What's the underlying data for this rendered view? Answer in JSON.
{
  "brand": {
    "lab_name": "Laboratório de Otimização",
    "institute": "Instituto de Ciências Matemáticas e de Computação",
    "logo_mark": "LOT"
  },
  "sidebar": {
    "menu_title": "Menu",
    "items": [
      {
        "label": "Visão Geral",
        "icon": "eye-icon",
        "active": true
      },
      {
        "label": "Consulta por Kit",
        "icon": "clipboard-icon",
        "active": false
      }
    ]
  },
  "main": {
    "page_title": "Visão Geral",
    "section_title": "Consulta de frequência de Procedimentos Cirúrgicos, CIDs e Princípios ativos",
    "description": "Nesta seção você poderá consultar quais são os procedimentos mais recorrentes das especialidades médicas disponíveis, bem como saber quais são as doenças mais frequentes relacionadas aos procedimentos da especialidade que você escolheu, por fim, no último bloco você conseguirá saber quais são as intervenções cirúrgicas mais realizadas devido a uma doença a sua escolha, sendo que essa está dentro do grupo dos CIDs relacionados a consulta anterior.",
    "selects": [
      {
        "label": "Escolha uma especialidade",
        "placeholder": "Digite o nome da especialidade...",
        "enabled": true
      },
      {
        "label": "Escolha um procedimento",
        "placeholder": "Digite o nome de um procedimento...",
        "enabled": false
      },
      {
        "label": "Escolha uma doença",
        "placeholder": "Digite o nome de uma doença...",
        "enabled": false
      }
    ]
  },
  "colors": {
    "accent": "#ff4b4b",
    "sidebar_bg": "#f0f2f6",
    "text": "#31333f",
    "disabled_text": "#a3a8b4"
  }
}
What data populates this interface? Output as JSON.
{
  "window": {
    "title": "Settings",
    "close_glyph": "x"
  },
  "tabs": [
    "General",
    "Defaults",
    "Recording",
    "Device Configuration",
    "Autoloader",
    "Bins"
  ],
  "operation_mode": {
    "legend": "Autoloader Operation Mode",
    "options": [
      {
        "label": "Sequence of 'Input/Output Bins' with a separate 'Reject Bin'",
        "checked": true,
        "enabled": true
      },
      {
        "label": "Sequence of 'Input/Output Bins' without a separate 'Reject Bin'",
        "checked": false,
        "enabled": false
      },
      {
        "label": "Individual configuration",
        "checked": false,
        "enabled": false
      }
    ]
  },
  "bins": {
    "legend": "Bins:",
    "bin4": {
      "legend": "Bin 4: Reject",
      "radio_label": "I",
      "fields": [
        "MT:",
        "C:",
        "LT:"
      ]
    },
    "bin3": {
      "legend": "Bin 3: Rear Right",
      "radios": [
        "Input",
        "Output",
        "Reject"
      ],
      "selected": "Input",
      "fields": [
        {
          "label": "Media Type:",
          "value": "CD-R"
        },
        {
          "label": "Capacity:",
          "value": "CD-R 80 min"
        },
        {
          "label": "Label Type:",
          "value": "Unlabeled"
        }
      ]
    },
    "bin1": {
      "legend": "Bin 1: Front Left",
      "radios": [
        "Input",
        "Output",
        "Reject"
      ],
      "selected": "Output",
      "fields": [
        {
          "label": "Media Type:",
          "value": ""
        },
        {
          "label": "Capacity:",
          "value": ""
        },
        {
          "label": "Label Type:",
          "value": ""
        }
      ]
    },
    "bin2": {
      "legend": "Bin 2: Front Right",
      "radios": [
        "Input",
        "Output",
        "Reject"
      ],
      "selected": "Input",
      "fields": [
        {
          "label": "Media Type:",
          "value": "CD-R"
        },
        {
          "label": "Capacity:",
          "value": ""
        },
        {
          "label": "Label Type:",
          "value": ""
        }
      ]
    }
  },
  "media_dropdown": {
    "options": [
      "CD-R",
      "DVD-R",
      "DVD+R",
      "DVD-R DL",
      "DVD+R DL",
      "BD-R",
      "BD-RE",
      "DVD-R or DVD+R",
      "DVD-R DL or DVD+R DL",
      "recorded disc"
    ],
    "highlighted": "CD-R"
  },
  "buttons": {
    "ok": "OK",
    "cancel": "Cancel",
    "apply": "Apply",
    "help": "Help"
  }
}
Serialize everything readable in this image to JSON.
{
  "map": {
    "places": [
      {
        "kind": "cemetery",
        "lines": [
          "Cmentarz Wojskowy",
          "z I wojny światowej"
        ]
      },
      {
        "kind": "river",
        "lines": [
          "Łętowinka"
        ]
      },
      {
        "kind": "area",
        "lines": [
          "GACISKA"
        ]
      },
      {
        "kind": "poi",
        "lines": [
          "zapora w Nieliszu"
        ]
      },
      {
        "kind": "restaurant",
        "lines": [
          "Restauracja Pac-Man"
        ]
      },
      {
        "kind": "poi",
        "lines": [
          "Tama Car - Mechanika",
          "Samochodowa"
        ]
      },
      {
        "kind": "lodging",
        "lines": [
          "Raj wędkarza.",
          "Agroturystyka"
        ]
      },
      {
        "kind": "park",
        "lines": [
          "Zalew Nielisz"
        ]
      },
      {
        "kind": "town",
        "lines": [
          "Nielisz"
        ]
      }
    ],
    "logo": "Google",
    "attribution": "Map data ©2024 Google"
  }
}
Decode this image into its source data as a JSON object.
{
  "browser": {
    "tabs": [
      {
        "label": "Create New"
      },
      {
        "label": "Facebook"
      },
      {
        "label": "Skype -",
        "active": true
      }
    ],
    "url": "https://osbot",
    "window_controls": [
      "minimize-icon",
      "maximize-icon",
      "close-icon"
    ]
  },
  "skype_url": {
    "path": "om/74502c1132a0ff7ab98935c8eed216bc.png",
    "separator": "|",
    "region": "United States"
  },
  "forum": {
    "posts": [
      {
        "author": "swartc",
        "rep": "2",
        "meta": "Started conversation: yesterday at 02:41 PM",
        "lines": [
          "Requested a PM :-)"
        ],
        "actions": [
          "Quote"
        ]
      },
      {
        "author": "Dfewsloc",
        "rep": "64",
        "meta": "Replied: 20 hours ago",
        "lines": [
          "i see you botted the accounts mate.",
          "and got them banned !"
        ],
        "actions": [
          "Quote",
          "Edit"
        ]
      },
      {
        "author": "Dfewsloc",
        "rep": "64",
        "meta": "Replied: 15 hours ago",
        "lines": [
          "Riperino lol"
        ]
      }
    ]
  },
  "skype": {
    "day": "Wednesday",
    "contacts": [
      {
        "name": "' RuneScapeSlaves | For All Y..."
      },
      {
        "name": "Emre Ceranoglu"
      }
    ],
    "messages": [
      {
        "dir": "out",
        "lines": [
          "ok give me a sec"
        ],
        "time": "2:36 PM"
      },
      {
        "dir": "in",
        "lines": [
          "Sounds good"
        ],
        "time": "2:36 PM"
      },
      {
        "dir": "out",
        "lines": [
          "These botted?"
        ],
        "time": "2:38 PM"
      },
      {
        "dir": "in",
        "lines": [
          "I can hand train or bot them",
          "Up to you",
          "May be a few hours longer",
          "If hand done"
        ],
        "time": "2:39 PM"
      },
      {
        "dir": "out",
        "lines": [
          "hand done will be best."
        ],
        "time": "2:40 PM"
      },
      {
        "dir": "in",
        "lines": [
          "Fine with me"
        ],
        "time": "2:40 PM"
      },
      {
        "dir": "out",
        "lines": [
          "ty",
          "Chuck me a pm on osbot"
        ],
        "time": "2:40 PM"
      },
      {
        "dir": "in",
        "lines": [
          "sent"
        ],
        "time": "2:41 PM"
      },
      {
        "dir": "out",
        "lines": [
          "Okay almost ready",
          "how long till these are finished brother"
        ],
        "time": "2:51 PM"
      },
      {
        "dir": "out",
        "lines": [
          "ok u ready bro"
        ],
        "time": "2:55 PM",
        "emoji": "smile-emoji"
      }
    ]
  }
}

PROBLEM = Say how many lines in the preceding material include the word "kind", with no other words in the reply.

RESULT FOR THIS TASK = 9